From the records that follow, copy every line that contains the word "this".

******************************

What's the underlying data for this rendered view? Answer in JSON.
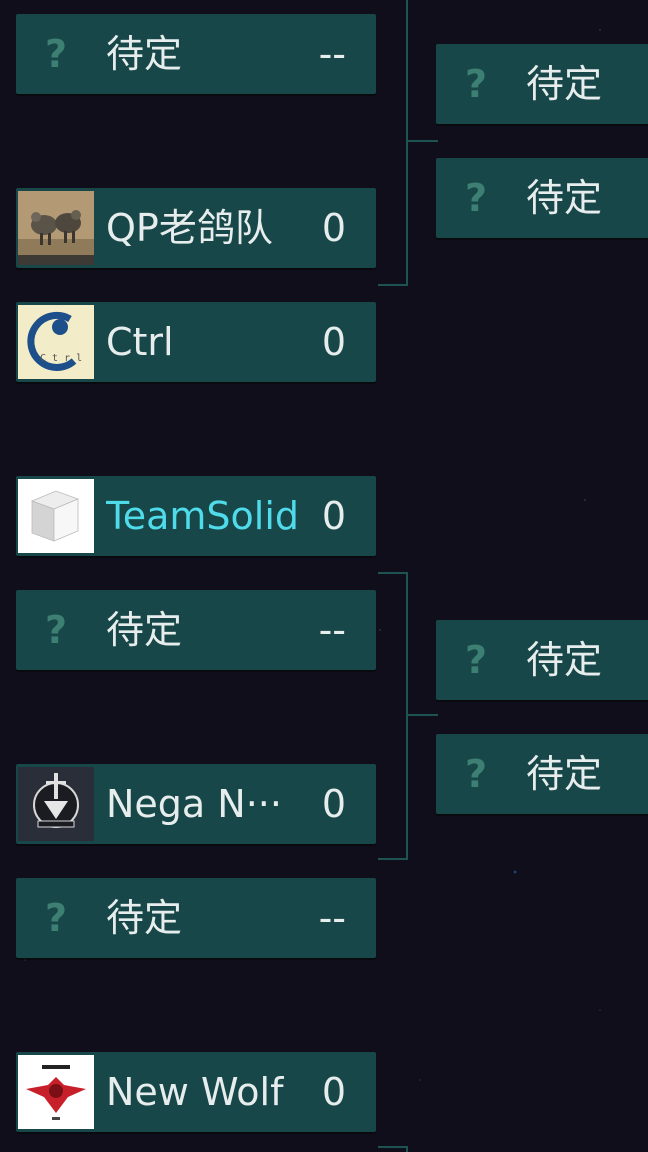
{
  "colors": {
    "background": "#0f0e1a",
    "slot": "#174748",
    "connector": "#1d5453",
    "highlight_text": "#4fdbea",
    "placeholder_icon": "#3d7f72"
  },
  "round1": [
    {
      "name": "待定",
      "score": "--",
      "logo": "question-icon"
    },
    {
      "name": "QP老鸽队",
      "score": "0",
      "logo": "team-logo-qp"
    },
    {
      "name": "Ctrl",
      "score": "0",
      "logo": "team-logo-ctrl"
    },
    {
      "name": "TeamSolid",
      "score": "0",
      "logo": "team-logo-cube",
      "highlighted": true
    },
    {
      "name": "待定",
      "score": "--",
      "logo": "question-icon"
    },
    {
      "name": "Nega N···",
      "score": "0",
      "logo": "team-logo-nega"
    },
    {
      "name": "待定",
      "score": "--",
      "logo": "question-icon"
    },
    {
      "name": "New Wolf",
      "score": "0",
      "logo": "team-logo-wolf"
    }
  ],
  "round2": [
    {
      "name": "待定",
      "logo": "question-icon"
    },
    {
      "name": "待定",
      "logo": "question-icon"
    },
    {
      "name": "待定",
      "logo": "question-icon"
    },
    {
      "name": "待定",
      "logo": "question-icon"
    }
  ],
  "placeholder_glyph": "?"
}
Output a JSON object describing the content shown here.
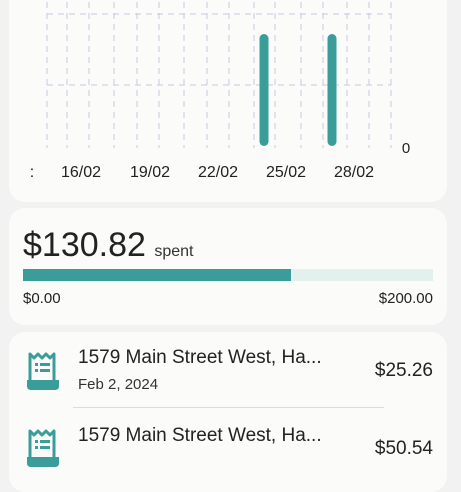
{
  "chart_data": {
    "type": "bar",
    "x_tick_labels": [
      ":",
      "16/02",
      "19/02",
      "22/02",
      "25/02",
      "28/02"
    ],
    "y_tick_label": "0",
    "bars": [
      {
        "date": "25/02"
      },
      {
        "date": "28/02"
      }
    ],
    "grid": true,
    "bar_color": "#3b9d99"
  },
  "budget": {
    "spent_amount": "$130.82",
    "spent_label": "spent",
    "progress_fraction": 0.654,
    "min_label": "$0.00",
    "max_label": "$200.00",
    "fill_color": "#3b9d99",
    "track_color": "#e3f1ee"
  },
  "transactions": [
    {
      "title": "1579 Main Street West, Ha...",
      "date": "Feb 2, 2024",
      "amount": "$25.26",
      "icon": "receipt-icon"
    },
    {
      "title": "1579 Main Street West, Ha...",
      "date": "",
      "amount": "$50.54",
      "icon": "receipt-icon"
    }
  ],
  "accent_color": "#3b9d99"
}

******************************

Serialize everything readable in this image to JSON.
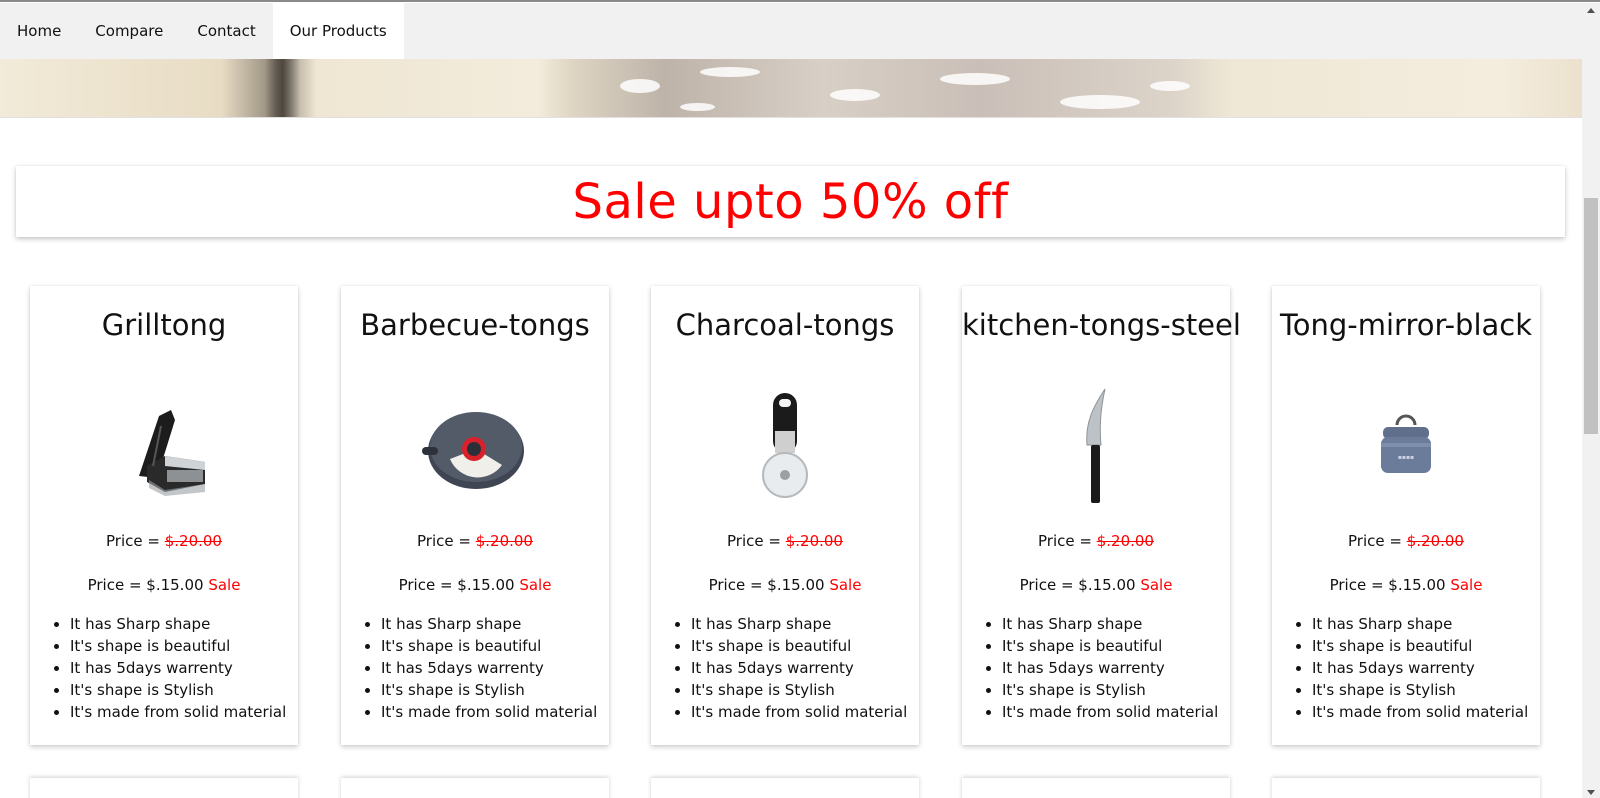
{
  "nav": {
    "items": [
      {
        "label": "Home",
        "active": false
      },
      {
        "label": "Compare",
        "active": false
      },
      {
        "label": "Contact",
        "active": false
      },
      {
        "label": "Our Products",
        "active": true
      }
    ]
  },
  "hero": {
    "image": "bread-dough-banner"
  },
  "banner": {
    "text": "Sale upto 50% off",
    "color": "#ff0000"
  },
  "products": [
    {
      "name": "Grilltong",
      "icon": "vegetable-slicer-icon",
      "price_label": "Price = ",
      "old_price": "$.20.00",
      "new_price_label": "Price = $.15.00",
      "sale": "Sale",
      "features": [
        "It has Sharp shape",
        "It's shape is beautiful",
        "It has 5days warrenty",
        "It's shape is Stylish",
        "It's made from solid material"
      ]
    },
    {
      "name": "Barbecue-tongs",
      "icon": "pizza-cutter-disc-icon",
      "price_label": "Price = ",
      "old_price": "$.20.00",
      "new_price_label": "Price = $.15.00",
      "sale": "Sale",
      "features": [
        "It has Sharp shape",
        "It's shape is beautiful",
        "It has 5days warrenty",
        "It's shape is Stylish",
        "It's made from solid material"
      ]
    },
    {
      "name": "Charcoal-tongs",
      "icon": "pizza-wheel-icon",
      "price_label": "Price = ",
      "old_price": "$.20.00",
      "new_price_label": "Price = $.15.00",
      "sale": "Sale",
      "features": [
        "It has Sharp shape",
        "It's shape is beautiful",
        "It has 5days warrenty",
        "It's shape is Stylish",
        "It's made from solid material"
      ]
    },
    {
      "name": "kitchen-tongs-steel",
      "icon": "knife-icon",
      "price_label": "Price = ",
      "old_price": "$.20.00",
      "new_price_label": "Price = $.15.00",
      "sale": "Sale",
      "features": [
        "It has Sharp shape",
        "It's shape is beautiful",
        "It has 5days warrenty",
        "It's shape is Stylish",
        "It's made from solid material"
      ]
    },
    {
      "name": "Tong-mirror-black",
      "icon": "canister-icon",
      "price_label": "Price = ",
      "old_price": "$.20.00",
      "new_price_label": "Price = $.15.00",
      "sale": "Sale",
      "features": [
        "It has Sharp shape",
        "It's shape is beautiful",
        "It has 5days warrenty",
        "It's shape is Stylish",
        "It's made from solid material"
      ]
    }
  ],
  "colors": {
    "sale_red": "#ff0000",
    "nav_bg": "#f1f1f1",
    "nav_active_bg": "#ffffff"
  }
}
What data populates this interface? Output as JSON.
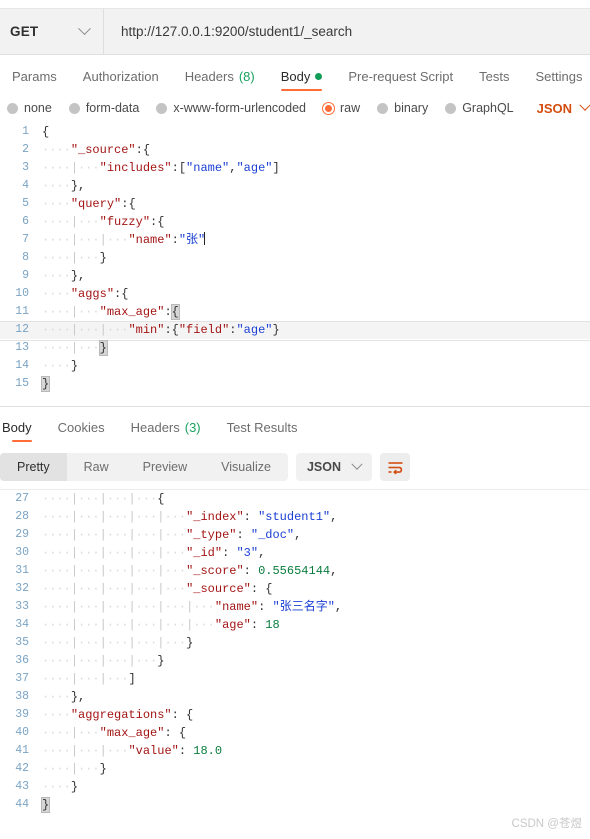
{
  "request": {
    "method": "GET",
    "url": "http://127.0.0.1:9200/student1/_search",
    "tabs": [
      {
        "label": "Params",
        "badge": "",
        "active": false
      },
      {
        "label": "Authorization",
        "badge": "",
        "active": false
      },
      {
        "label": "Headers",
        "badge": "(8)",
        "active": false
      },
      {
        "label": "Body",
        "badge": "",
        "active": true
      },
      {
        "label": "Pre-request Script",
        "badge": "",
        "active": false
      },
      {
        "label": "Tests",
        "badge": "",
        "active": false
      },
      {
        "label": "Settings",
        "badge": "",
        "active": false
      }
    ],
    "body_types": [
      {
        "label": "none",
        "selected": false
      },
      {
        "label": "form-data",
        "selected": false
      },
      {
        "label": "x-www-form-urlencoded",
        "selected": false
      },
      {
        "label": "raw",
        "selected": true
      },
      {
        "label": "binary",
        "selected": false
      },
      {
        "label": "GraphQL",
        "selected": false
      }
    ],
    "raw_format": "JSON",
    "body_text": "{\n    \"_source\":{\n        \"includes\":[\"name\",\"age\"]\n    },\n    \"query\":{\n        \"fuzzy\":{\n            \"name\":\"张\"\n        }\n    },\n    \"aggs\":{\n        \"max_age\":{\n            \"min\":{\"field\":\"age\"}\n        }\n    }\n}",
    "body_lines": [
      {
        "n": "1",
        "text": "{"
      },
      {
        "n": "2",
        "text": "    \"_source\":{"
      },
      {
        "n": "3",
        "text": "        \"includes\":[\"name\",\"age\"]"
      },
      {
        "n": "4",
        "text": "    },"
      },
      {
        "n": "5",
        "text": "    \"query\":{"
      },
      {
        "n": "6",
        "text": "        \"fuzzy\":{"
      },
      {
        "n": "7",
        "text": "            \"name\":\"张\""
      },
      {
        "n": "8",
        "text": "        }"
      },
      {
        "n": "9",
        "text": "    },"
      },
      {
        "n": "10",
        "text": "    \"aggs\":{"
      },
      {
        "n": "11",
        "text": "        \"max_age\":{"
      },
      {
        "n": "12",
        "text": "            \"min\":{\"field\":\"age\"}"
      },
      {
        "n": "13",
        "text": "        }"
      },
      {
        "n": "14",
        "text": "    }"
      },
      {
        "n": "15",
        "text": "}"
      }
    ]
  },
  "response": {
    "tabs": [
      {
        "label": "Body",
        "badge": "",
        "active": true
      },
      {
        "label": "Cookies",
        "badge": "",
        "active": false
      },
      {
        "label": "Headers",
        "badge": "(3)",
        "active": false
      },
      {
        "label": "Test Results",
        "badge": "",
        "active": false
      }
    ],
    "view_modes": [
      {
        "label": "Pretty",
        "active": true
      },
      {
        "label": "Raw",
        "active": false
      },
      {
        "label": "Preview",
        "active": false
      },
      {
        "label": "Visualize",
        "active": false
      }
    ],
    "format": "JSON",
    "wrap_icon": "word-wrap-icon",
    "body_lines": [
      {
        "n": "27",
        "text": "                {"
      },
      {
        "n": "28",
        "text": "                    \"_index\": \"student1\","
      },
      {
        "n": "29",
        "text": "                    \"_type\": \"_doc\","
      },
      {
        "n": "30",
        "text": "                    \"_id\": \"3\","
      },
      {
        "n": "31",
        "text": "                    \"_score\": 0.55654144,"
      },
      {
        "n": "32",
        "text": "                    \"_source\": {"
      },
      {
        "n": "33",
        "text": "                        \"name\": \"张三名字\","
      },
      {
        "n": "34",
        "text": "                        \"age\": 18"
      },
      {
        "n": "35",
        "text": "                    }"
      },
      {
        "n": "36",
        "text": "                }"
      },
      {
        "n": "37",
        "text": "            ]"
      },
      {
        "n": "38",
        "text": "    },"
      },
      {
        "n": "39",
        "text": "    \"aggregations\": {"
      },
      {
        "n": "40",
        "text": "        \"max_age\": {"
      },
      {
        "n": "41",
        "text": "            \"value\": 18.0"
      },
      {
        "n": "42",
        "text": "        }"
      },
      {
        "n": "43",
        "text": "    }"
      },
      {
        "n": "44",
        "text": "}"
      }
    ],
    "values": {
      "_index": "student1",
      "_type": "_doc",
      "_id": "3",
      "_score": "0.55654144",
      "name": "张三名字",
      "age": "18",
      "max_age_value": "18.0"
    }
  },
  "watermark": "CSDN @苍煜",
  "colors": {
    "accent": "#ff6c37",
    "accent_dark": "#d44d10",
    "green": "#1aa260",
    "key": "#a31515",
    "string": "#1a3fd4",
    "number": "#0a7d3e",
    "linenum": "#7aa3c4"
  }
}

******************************

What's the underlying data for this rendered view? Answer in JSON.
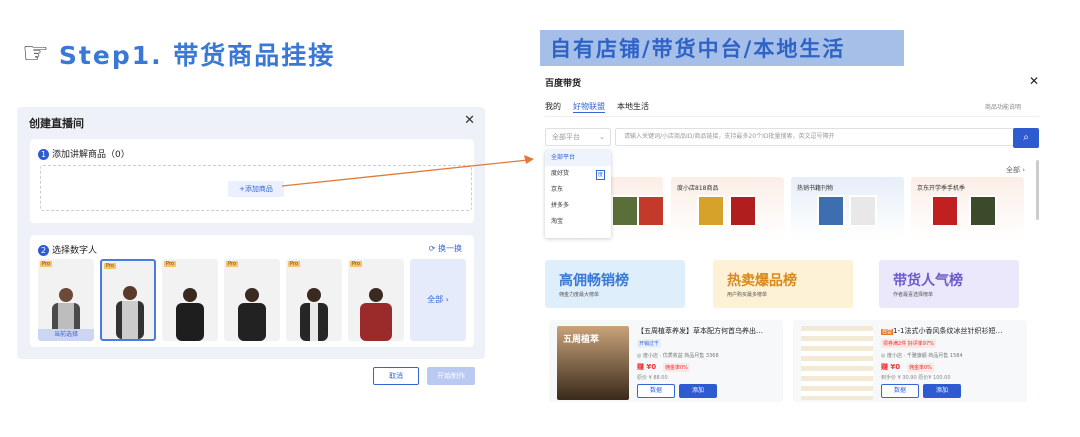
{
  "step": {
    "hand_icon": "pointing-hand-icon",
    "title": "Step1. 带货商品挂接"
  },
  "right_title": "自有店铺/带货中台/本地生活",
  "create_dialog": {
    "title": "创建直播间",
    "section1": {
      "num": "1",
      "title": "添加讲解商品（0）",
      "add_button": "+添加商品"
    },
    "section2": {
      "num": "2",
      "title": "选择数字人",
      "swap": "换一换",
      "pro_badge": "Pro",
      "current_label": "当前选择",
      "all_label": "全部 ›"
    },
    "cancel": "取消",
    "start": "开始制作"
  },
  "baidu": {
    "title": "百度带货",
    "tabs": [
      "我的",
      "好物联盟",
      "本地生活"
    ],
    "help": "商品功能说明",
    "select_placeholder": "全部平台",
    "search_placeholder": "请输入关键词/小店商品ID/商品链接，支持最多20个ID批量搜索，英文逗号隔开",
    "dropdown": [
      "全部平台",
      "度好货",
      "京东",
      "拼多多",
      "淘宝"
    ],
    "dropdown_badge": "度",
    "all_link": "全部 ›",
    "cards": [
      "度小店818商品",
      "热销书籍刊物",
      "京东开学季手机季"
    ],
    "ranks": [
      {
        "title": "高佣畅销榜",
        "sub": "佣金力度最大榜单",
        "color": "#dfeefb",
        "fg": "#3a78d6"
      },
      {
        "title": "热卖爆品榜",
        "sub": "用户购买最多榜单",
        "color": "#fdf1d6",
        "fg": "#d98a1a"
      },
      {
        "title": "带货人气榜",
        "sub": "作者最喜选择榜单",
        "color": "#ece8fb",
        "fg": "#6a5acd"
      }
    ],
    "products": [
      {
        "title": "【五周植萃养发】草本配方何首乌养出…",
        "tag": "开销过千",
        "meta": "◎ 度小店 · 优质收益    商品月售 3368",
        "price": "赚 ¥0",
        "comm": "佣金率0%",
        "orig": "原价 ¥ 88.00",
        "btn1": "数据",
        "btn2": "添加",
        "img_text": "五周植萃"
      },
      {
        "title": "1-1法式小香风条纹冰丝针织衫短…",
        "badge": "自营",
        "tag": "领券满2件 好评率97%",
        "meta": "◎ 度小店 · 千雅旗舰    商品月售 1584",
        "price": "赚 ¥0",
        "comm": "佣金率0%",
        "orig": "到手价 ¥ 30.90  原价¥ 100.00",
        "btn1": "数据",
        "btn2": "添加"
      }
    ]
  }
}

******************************

◆ COMPLETED EXERCISE:
What's the underlying data for this rendered view? Answer in JSON.
Serialize everything readable in this image to JSON.
What data populates this interface? Output as JSON.
What's the underlying data for this rendered view? Answer in JSON.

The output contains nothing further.